(Website and app data records)

┌──

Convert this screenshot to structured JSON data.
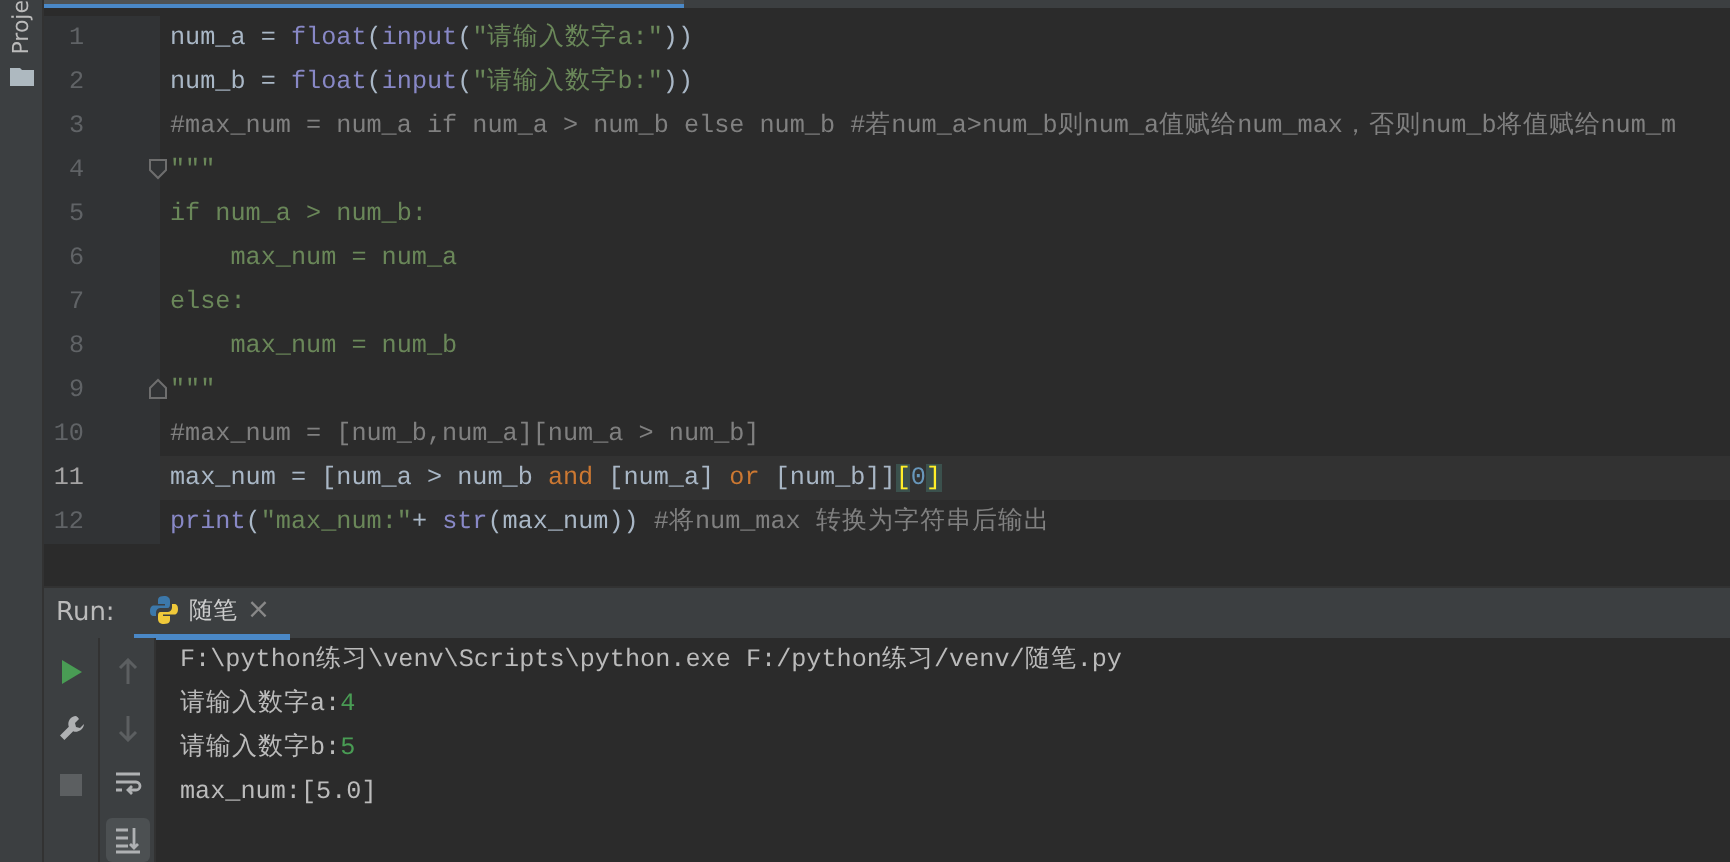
{
  "sidebar": {
    "label": "Proje"
  },
  "editor": {
    "lines": [
      {
        "number": "1",
        "current": false,
        "tokens": [
          {
            "kind": "name",
            "text": "num_a = "
          },
          {
            "kind": "builtin",
            "text": "float"
          },
          {
            "kind": "name",
            "text": "("
          },
          {
            "kind": "builtin",
            "text": "input"
          },
          {
            "kind": "name",
            "text": "("
          },
          {
            "kind": "string",
            "text": "\"请输入数字a:\""
          },
          {
            "kind": "name",
            "text": "))"
          }
        ]
      },
      {
        "number": "2",
        "current": false,
        "tokens": [
          {
            "kind": "name",
            "text": "num_b = "
          },
          {
            "kind": "builtin",
            "text": "float"
          },
          {
            "kind": "name",
            "text": "("
          },
          {
            "kind": "builtin",
            "text": "input"
          },
          {
            "kind": "name",
            "text": "("
          },
          {
            "kind": "string",
            "text": "\"请输入数字b:\""
          },
          {
            "kind": "name",
            "text": "))"
          }
        ]
      },
      {
        "number": "3",
        "current": false,
        "tokens": [
          {
            "kind": "comment",
            "text": "#max_num = num_a if num_a > num_b else num_b #若num_a>num_b则num_a值赋给num_max，否则num_b将值赋给num_m"
          }
        ]
      },
      {
        "number": "4",
        "current": false,
        "kind": "fold_start",
        "tokens": [
          {
            "kind": "string",
            "text": "\"\"\""
          }
        ]
      },
      {
        "number": "5",
        "current": false,
        "tokens": [
          {
            "kind": "string",
            "text": "if num_a > num_b:"
          }
        ]
      },
      {
        "number": "6",
        "current": false,
        "tokens": [
          {
            "kind": "string",
            "text": "    max_num = num_a"
          }
        ]
      },
      {
        "number": "7",
        "current": false,
        "tokens": [
          {
            "kind": "string",
            "text": "else:"
          }
        ]
      },
      {
        "number": "8",
        "current": false,
        "tokens": [
          {
            "kind": "string",
            "text": "    max_num = num_b"
          }
        ]
      },
      {
        "number": "9",
        "current": false,
        "kind": "fold_end",
        "tokens": [
          {
            "kind": "string",
            "text": "\"\"\""
          }
        ]
      },
      {
        "number": "10",
        "current": false,
        "tokens": [
          {
            "kind": "comment",
            "text": "#max_num = [num_b,num_a][num_a > num_b]"
          }
        ]
      },
      {
        "number": "11",
        "current": true,
        "tokens": [
          {
            "kind": "name",
            "text": "max_num = [num_a > num_b "
          },
          {
            "kind": "keyword",
            "text": "and"
          },
          {
            "kind": "name",
            "text": " [num_a] "
          },
          {
            "kind": "keyword",
            "text": "or"
          },
          {
            "kind": "name",
            "text": " [num_b]]"
          },
          {
            "kind": "brace",
            "text": "["
          },
          {
            "kind": "number",
            "text": "0"
          },
          {
            "kind": "brace",
            "text": "]"
          }
        ]
      },
      {
        "number": "12",
        "current": false,
        "tokens": [
          {
            "kind": "builtin",
            "text": "print"
          },
          {
            "kind": "name",
            "text": "("
          },
          {
            "kind": "string",
            "text": "\"max_num:\""
          },
          {
            "kind": "name",
            "text": "+ "
          },
          {
            "kind": "builtin",
            "text": "str"
          },
          {
            "kind": "name",
            "text": "(max_num)) "
          },
          {
            "kind": "comment",
            "text": "#将num_max 转换为字符串后输出"
          }
        ]
      }
    ]
  },
  "run_panel": {
    "label": "Run:",
    "tabs": [
      {
        "label": "随笔",
        "selected": true,
        "close": "×"
      }
    ],
    "console": [
      {
        "tokens": [
          {
            "kind": "output",
            "text": "F:\\python练习\\venv\\Scripts\\python.exe F:/python练习/venv/随笔.py"
          }
        ]
      },
      {
        "tokens": [
          {
            "kind": "output",
            "text": "请输入数字a:"
          },
          {
            "kind": "input",
            "text": "4"
          }
        ]
      },
      {
        "tokens": [
          {
            "kind": "output",
            "text": "请输入数字b:"
          },
          {
            "kind": "input",
            "text": "5"
          }
        ]
      },
      {
        "tokens": [
          {
            "kind": "output",
            "text": "max_num:[5.0]"
          }
        ]
      }
    ]
  }
}
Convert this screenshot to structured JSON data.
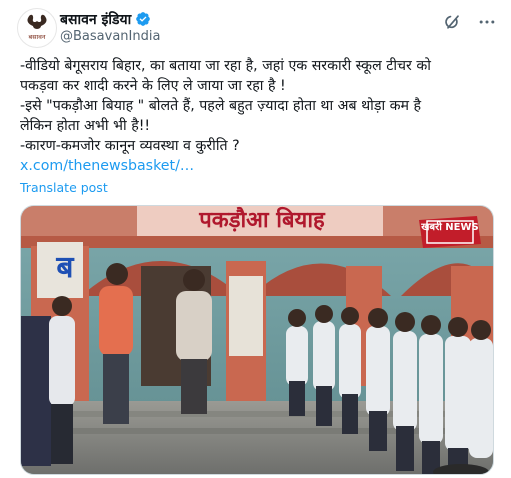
{
  "author": {
    "display_name": "बसावन इंडिया",
    "handle": "@BasavanIndia",
    "verified": true,
    "avatar_logo_text": "बसावन"
  },
  "tweet": {
    "lines": [
      "-वीडियो बेगूसराय बिहार, का बताया जा रहा है, जहां एक सरकारी स्कूल टीचर को",
      "पकड़वा कर शादी करने के लिए ले जाया जा रहा है !",
      "-इसे \"पकड़ौआ बियाह \" बोलते हैं, पहले बहुत ज़्यादा होता था अब थोड़ा कम है",
      "लेकिन होता अभी भी है!!",
      "-कारण-कमजोर कानून व्यवस्था व कुरीति ?"
    ],
    "link": "x.com/thenewsbasket/…",
    "translate_label": "Translate post"
  },
  "media": {
    "overlay_title": "पकड़ौआ बियाह",
    "channel_logo": "खबरी NEWS",
    "wall_sign": "ब"
  },
  "colors": {
    "accent": "#1d9bf0",
    "text": "#0f1419",
    "muted": "#536471",
    "overlay_title_color": "#b0182d"
  },
  "icons": {
    "verified": "verified-badge-icon",
    "grok": "grok-icon",
    "more": "more-icon"
  }
}
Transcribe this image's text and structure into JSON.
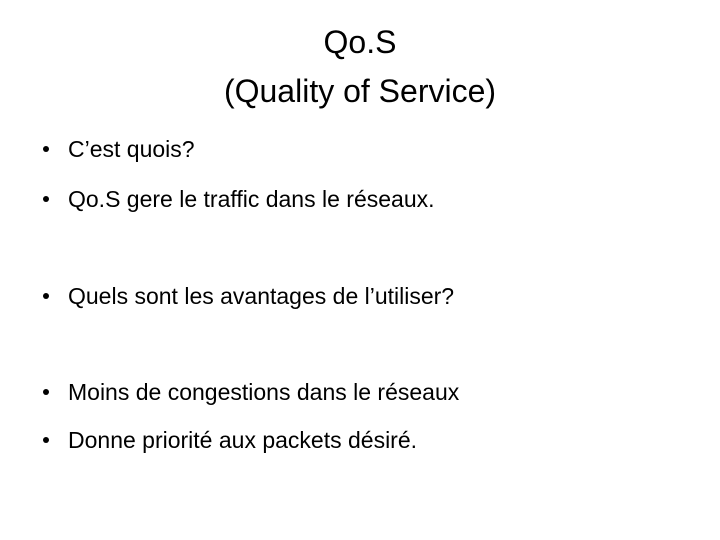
{
  "slide": {
    "title_line1": "Qo.S",
    "title_line2": "(Quality of Service)",
    "bullets": [
      "C’est quois?",
      "Qo.S gere  le traffic dans le réseaux.",
      "Quels sont les avantages de l’utiliser?",
      "Moins de congestions dans le réseaux",
      "Donne priorité aux packets désiré."
    ]
  }
}
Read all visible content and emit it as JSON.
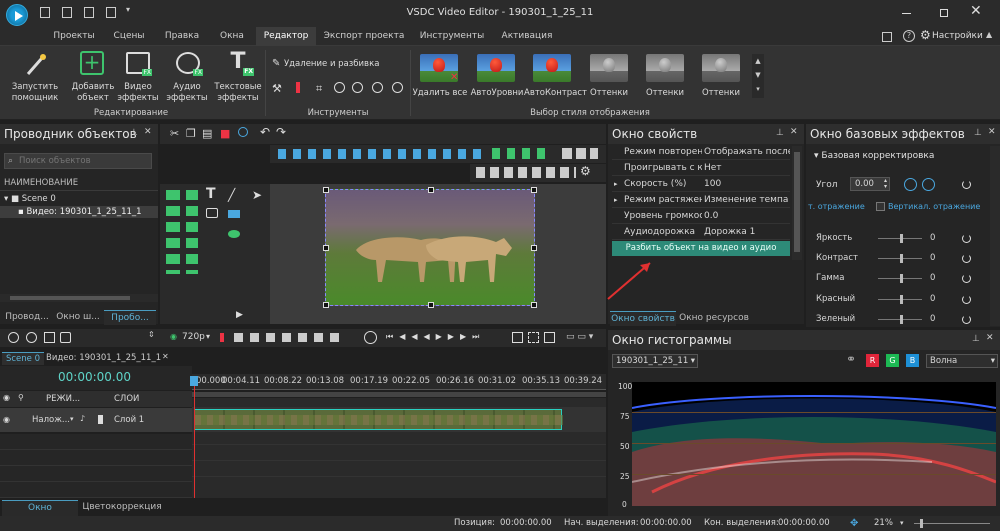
{
  "app": {
    "title": "VSDC Video Editor - 190301_1_25_11",
    "settings_label": "Настройки"
  },
  "menu": [
    "Проекты",
    "Сцены",
    "Правка",
    "Окна",
    "Редактор",
    "Экспорт проекта",
    "Инструменты",
    "Активация"
  ],
  "ribbon": {
    "wizard": "Запустить\nпомощник",
    "add_object": "Добавить\nобъект",
    "video_effects": "Видео\nэффекты",
    "audio_effects": "Аудио\nэффекты",
    "text_effects": "Текстовые\nэффекты",
    "group_edit": "Редактирование",
    "delete_split": "Удаление и разбивка",
    "group_tools": "Инструменты",
    "styles": [
      "Удалить все",
      "АвтоУровни",
      "АвтоКонтраст",
      "Оттенки",
      "Оттенки",
      "Оттенки"
    ],
    "group_styles": "Выбор стиля отображения"
  },
  "explorer": {
    "title": "Проводник объектов",
    "search_placeholder": "Поиск объектов",
    "column": "НАИМЕНОВАНИЕ",
    "tree": [
      "Scene 0",
      "Видео: 190301_1_25_11_1"
    ],
    "tabs": [
      "Провод...",
      "Окно ш...",
      "Пробо..."
    ]
  },
  "properties": {
    "title": "Окно свойств",
    "rows": [
      {
        "label": "Режим повторени",
        "value": "Отображать последн"
      },
      {
        "label": "Проигрывать с кс",
        "value": "Нет"
      },
      {
        "label": "Скорость (%)",
        "value": "100"
      },
      {
        "label": "Режим растяжени",
        "value": "Изменение темпа"
      },
      {
        "label": "Уровень громкос",
        "value": "0.0"
      },
      {
        "label": "Аудиодорожка",
        "value": "Дорожка 1"
      }
    ],
    "split_button": "Разбить объект на видео и аудио",
    "tabs": [
      "Окно свойств",
      "Окно ресурсов"
    ]
  },
  "effects": {
    "title": "Окно базовых эффектов",
    "section": "Базовая корректировка",
    "angle_label": "Угол",
    "angle_value": "0.00",
    "mirror_h": "т. отражение",
    "mirror_v": "Вертикал. отражение",
    "sliders": [
      {
        "label": "Яркость",
        "value": "0"
      },
      {
        "label": "Контраст",
        "value": "0"
      },
      {
        "label": "Гамма",
        "value": "0"
      },
      {
        "label": "Красный",
        "value": "0"
      },
      {
        "label": "Зеленый",
        "value": "0"
      }
    ]
  },
  "histogram": {
    "title": "Окно гистограммы",
    "source": "190301_1_25_11",
    "channels": [
      "R",
      "G",
      "B"
    ],
    "mode": "Волна",
    "scale": [
      "100",
      "75",
      "50",
      "25",
      "0"
    ],
    "colors": {
      "r": "#e0253a",
      "g": "#1db954",
      "b": "#1e90d6"
    }
  },
  "timeline": {
    "resolution": "720р",
    "scene_tab": "Scene 0",
    "video_tab": "Видео: 190301_1_25_11_1",
    "timecode": "00:00:00.00",
    "ruler": [
      "00.000",
      "00:04.11",
      "00:08.22",
      "00:13.08",
      "00:17.19",
      "00:22.05",
      "00:26.16",
      "00:31.02",
      "00:35.13",
      "00:39.24"
    ],
    "col_mode": "РЕЖИ...",
    "col_layers": "СЛОИ",
    "track_mode": "Налож...",
    "track_name": "Слой 1",
    "tabs": [
      "Окно таймлайна",
      "Цветокоррекция"
    ]
  },
  "status": {
    "position_label": "Позиция:",
    "position": "00:00:00.00",
    "sel_start_label": "Нач. выделения:",
    "sel_start": "00:00:00.00",
    "sel_end_label": "Кон. выделения:",
    "sel_end": "00:00:00.00",
    "zoom": "21%"
  }
}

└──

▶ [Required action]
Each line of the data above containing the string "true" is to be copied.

▶ [Written response]
        "current": true,
        "selected": true,
    "verified": true,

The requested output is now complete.